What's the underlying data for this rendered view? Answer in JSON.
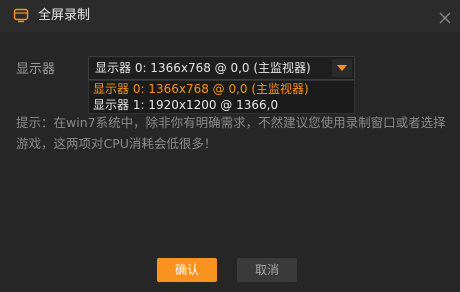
{
  "window": {
    "title": "全屏录制",
    "icon": "monitor-icon",
    "close_icon": "close-icon"
  },
  "display": {
    "label": "显示器",
    "selected": "显示器 0: 1366x768 @ 0,0 (主监视器)",
    "options": [
      "显示器 0: 1366x768 @ 0,0 (主监视器)",
      "显示器 1: 1920x1200 @ 1366,0"
    ]
  },
  "tip": "提示：在win7系统中，除非你有明确需求，不然建议您使用录制窗口或者选择游戏，这两项对CPU消耗会低很多！",
  "buttons": {
    "ok": "确认",
    "cancel": "取消"
  },
  "colors": {
    "accent": "#f7931e",
    "background": "#262626",
    "titlebar": "#2b2b2b"
  }
}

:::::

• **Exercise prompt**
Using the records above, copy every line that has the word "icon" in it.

• **Response below**
    "icon": "monitor-icon",
    "close_icon": "close-icon"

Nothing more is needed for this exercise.